Harold G. Neuman's picture

Harold G. Neuman

Friday, April 16, 2021 -- 3:41 PM

Think you have made your

Think you have made your point. So, let's leave it at that, shall we?

Harold G. Neuman's picture

Harold G. Neuman

Saturday, April 17, 2021 -- 6:44 AM

Credit where it is deserved;

Credit where it is deserved; : I reconsidered your advice, and THINK I understand what you are saying, vis_a_vis adumbration, a word heard, but not previously understood. That admitted, I can only imagine that we both have read our share of philosophy. And, if that is correct, we have also encountered adumbration before. Philosophy is rife with it. I'll check out the link. I do well-recognize the disadvantage of lacking academic credentials. Don't have to like it; but do recognize it.

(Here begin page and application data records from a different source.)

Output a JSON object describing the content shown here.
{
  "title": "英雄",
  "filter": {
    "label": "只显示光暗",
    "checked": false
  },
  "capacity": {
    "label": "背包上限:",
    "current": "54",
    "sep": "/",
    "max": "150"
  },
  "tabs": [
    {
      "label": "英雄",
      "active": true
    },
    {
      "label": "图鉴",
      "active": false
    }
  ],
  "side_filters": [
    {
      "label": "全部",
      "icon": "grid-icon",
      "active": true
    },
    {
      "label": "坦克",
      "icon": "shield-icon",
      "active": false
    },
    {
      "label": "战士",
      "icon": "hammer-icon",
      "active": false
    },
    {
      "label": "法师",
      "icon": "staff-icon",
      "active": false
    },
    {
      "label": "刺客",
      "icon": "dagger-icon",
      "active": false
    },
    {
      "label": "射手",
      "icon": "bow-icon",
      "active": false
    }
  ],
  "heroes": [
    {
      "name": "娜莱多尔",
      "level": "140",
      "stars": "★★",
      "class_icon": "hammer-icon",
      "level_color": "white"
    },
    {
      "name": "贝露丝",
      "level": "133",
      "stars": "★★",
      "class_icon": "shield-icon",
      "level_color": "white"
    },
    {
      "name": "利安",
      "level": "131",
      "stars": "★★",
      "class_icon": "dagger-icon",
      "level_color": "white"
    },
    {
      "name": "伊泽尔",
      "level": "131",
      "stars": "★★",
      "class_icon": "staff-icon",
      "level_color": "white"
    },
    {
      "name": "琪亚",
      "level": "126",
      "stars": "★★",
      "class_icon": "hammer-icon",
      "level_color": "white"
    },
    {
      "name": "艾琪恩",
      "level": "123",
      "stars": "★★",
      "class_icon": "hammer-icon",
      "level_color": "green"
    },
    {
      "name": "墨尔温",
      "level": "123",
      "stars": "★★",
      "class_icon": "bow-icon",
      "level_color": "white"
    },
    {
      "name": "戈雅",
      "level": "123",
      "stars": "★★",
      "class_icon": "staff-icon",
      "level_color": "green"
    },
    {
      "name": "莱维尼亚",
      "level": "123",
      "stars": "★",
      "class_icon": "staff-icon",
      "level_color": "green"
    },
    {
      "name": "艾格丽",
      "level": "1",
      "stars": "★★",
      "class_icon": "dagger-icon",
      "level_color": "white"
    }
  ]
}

Tim Smith's picture

Tim Smith

Wednesday, April 21, 2021 -- 8:33 PM is an excellent site and a great way to get published. Preprints and open publishing are the way.

There is no dumb in adumbration either. It is ad-umbrate... to dance around like a shadow (that is how I meant it.)

Create a login on That is where I would put my thoughts. Holding it in limits my creativity. I often have to rethink a section or two, and then nothing gets done. Preprints are an accepted reality by all publishers for the most part.

Take care.

Harold G. Neuman's picture

Harold G. Neuman

Tuesday, January 25, 2022 -- 1:59 PM

Not thinking too seriously of

Not thinking too seriously of justice anymore. Other issues, unmet and/or unresolved, render such
concerns less immediate. On a lighter, if more concerning note, my focus in this commentary is tv court justice. My wife likes these shows and admits they are mostly for entertainment. I am repelled by them, not because of their entertainment quotient (yeah, EQ, not IQ). My more immediate worry is with folks who take such presentations seriously, and good representations of justice as Rawls described it. I find the buffoonery annoying, if not dangerous and disrespectful. And, though not totally inaccurate, the emphasis on minorities and their escapades is disturbing. A man from Detroit says he tries to keep it real. OK. His stand-up comic banter is reprehensible: real in a comedy club, not so much in court. I suppose he is popular but I am not laughing much.
The elder statesperson of these shows is better but not much. She provides equal opportunity. For embarrassment. Shushing people, like an indulgent grandmother, she seems to forget she has a gavel. Her command of court protocol is impeccable--- it ought to be. But in her way, she is as ridiculous as my first example.
Finally, there is the younger judge who presides over a paternity court. She is sympathetic and empathic---presenting these sentiments with convincing sincerity. More like a social worker than a judge. Her courtroom is a vent venue; her role, counselor and referee. When all is said, the "verdict" of the court falls upon science. Specifically, DNA testing. She is, as a practical matter, a reporter. Her judgment means nothing.
There are places for almost everything. Television is not the one for court. Not unless it is a televised and actual court proceeding. John Rawls is laughing. Or maybe he weeps...

I've read and agree to abide by the Community Guidelines